I see congress shaking in its boots before a constitutional convention, Maduro said, referring to the opposition-controlled National Assembly in a speech to his supporters.
A fresh wave of unrest has engulfed Venezuela in the past month amid a severe economic and political crisis. Venezuela's economic output shrank some 18% last year and annual inflation this year is projected to top 700%, according to the IMF.
Protesters in Caracas faced off with police in a series of violent clashes on Wednesday. Demonstrators lit vehicles on fire and police launched tear gas and deployed armored vehicles to stop crowds from reaching the steps of the National Assembly. Some 1,700 people have been arrested at protests since the beginning of April, nearly 600 of whom remain behind bars, according to Penal Forum, a Venezuelan NGO that tracks arrests and violence surrounding the protests.
In a dramatic scene caught by a photographer at one of the Wednesday protests, a man was severely burned when the gas tank of a police motorcycle exploded during clashes between protesters and government security forces.
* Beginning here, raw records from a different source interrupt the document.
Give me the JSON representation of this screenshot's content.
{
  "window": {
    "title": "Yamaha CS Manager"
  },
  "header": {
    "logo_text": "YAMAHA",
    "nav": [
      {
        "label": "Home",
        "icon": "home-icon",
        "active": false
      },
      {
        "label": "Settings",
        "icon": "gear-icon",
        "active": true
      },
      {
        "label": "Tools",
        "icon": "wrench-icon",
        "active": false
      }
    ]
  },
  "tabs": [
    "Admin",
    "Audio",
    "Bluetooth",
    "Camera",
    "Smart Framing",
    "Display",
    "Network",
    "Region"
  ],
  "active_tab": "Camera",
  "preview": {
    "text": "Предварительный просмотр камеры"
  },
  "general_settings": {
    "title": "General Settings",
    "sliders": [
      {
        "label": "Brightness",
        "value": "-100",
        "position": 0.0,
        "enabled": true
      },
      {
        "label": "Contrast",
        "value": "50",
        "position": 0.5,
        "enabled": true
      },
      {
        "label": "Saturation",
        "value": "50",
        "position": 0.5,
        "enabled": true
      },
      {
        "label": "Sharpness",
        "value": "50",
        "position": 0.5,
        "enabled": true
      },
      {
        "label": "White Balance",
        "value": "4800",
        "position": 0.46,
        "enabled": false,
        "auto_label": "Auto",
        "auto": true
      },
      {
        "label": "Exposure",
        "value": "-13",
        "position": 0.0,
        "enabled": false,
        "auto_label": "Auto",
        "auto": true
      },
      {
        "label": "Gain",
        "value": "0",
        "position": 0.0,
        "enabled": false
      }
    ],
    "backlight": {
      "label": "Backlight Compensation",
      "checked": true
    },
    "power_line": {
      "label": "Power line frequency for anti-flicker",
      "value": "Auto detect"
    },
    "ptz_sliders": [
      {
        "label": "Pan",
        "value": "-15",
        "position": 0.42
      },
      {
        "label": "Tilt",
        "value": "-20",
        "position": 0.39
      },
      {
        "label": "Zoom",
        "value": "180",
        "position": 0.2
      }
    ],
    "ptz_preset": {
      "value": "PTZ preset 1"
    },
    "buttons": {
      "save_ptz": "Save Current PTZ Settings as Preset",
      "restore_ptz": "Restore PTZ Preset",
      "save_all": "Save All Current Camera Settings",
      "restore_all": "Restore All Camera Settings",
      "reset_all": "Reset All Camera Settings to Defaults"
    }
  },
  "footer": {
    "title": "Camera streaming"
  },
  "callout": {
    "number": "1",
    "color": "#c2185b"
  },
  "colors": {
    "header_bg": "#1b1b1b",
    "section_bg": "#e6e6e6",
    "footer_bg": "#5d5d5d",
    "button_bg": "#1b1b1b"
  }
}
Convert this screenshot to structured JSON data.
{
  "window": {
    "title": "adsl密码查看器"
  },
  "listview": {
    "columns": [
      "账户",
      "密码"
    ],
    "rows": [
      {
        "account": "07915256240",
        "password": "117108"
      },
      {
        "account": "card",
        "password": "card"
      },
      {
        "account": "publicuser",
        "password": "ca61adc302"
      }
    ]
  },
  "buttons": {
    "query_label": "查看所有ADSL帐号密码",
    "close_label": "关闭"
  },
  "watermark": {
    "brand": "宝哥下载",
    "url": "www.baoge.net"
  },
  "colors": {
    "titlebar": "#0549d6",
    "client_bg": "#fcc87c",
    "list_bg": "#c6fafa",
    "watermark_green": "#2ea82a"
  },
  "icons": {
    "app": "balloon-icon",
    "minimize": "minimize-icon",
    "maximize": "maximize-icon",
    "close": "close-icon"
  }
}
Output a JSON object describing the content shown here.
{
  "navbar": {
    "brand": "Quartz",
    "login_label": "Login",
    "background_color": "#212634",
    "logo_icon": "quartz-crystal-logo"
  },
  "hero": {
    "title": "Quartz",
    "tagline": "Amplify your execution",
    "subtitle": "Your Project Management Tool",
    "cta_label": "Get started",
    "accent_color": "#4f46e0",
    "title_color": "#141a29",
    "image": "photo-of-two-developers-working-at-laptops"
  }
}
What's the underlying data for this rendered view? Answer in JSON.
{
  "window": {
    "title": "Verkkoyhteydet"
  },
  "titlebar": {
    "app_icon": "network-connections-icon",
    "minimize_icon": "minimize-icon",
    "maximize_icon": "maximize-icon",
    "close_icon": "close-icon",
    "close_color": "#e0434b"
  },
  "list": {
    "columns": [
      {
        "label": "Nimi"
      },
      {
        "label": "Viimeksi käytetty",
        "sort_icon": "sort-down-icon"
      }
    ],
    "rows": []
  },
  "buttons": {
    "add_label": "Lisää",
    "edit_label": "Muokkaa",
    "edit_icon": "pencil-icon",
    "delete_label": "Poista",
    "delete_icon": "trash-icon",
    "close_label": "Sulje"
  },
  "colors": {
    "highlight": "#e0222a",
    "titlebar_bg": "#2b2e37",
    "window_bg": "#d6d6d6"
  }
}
In a second incident an anti riots armored vehicle run over some protestors.
The United Nations has called for Venezuela's government to allow Venezuelan citizens to peacefully protest. “We are gravely concerned about allegations of excessive and indiscriminate use of force during the protests, as well as arbitrary detentions and killings,” the United Nations Human Rights Council said in a statement released last month.
Maduro has blamed the protest organizers for the violence and dismissed the recent uprising as a U.S.-backed conspiracy to remove his government from power.
Latin American governments stated they support Pope Francis comments on the Venezuela situation, particularly that most clear conditions are needed to find a way out to the current political, economic and humanitarian crisis.
The governments of Argentina, Brazil, Chile, Colombia, Costa Rica, Peru, Paraguay and Uruguay said they agreed with Pope Francis that everything possible to help Venezuela must be undertaken but with the necessary guarantees
Thus there must be an end to acts of violence, the return to the rule of the law, liberating political prisoners, the full restitution of the National Assembly powers and compliance with the electoral calendar.